That arbitrariness was nowhere better illustrated than at Australia Post this year. CEO Ahmed Fahour, who retired in February, received a total of $10.8 million in the 2017 financial year, comprising annual remuneration of $6.8 million plus $4 million in long-term incentives.
Mr Fahour’s remuneration was set by the Australia Post board which, giddy-eyed at the prospect of having the former CEO of Australian operations at NAB, stumped up with the big bucks. Such was the public backlash against Mr Fahour’s salary that Prime Minister Malcolm Turnbull stepped in “to ensure that the [next CEO’s] salary is proportionate to the task at hand”.
The brunt of that decision is worn by new Australia Post CEO Christine Holgate, previously CEO of listed vitamins company Blackmores. Her annual remuneration will commence at a capped $2.75 million.
There is no reason to suppose that Ms Holgate will be any less effective than her predecessor despite the thinner pay packet.

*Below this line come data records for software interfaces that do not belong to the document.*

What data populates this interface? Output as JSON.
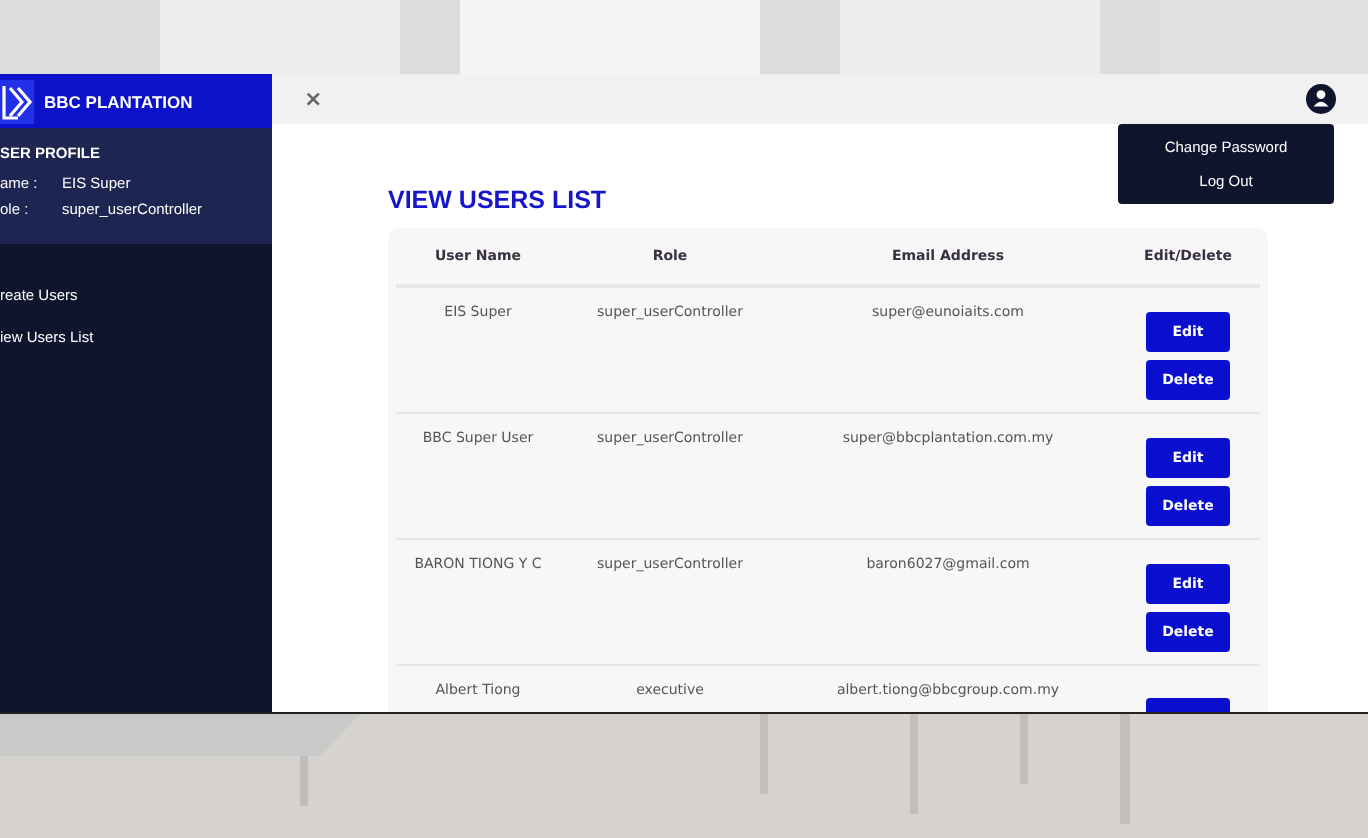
{
  "brand": {
    "name": "BBC PLANTATION"
  },
  "profile": {
    "heading": "SER PROFILE",
    "fields": [
      {
        "label": "ame :",
        "value": "EIS Super"
      },
      {
        "label": "ole :",
        "value": "super_userController"
      }
    ]
  },
  "sidebar": {
    "items": [
      {
        "label": "reate Users",
        "selected": false
      },
      {
        "label": "iew Users List",
        "selected": false
      }
    ]
  },
  "topbar": {
    "close": "×"
  },
  "user_menu": {
    "items": [
      "Change Password",
      "Log Out"
    ]
  },
  "page": {
    "title": "VIEW USERS LIST"
  },
  "table": {
    "columns": [
      "User Name",
      "Role",
      "Email Address",
      "Edit/Delete"
    ],
    "rows": [
      {
        "kind": "full",
        "name": "EIS Super",
        "role": "super_userController",
        "email": "super@eunoiaits.com",
        "actions": [
          "Edit",
          "Delete"
        ]
      },
      {
        "kind": "full",
        "name": "BBC Super User",
        "role": "super_userController",
        "email": "super@bbcplantation.com.my",
        "actions": [
          "Edit",
          "Delete"
        ]
      },
      {
        "kind": "full",
        "name": "BARON TIONG Y C",
        "role": "super_userController",
        "email": "baron6027@gmail.com",
        "actions": [
          "Edit",
          "Delete"
        ]
      },
      {
        "kind": "cut",
        "name": "Albert Tiong",
        "role": "executive",
        "email": "albert.tiong@bbcgroup.com.my"
      }
    ]
  }
}
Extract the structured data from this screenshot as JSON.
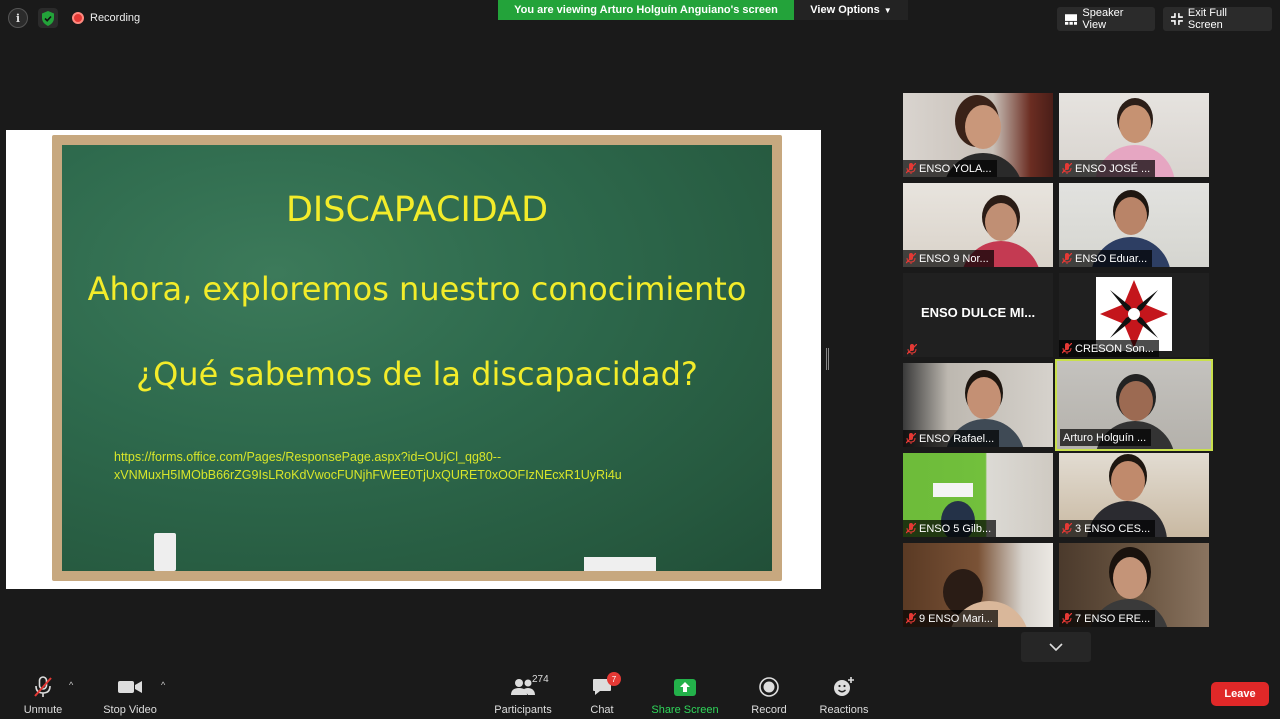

Boards are not entirely insensitive to community unease about heady remuneration levels, and in particular the role of bonuses and incentives driving up CEO remuneration, which has helped Alan Joyce’s pay almost double from $13 million in 2016 to become Australia’s highest paid CEO this year at $24.6 million.
Incentives are murky terrain and in the past it has seemed that less-than-stellar performances by CEOs have still been rewarded with generous add-ons. This year, the CEOs of Telstra, Commonwealth Bank, AMP and Seven West Media were among those to miss out on lucrative bonuses. Telstra CEO Andy Penn’s pay of $5.2 million, still noteworthy, represents a clip of $1.6 million on the previous year. And Commonwealth Bank CEO Ian Narev’s pay for the year was reduced from $12.3 million to $5.7 million.
CEO super salaries have long been a sore point in the community but they are especially grating in the current economy, ostensibly a growing economy but one which since the global financial crisis has offered little reward for wage earners.
Whatever restraint is evident in some companies, every sign is that corporate Australia remains wedded to the incentives-laden model for CEOs. One need look no further than Mr Joyce’s bumper pay packet: his base pay was $2.1 million.
Most Australians would reasonably ask why a CEO on a good wicket should be additionally rewarded for doing his or her job?
A report by corporate adviser Conrad Liveris shows that CEOs of ASX100 companies earn an average of $4.75 million. Over the past 12 months, CEO earnings have grown 46% faster than average earnings for Australian workers.
These are sobering statistics for workers whose financial security has been nobbled by persistent record-low wages growth.
So here’s a thought. If Australian companies insist on retaining their generous CEO remuneration regime they might at least extend their appreciation of a job well done beyond the C-suite.